The detailed, custom parts continue to the main control panel where each switch is called out against the aluminum panel – stickers would be too easy.
Being a European build, most of the action takes place on a Cosworth Omega dash display, reading out information from the Link Thunder ECU. It may look simple from the outside, but the Omega features more than just shift lights. A programmable set of lap modes can analyze runs, allowing Deane to select different sectors to map out over a track and quickly compare inputs between runs to see exactly where things went right. Given how new all of the Formula D circuits are to him this season, the technology may prove invaluable to up the learning curve.
All Formula D cars are required to include a passenger seat, but at this point the rule is a bit ridiculous.

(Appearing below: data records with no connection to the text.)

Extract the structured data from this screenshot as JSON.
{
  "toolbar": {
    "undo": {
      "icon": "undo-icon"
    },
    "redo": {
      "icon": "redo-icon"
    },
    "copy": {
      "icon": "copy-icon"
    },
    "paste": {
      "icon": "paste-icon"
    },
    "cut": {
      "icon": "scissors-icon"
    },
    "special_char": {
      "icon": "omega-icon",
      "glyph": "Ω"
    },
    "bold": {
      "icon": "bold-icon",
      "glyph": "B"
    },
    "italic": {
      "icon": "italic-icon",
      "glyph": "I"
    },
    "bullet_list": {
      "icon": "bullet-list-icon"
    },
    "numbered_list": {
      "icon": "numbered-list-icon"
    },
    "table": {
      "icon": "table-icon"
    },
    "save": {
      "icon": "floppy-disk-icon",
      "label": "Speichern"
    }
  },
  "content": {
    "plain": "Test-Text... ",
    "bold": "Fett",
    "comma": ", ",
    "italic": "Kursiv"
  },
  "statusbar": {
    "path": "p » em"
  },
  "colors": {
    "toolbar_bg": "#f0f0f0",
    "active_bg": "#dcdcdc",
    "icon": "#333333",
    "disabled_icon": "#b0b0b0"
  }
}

Nearly every driver has something lodged in the opposite footwell, deterring most from getting a sweet shotgun thrill. Deane’s nitrous bottle sits on the port side, calibrated for added horsepower and smooth torque delivery without the usual lags/peaks of a high turbocharged system.
Corbeau bucket seats and racing harnesses were selected by the team to keep Deane firmly planted through the sideways turns. Formula D also mandates that the driver’s seat have side head protection (again, showing that the passenger’s side is of far lesser value). The side support also serves as extra real-estate to show off Deane’s numbering, a littler personalization for the driver.
Speaking of which, Deane is especially proud of how the Corbeau driver’s seat has been custom painted on the back with the Irish flag. He knows that he is an ambassador for his island nation and the sport at large, happy to include this against the backdrop of his team colors.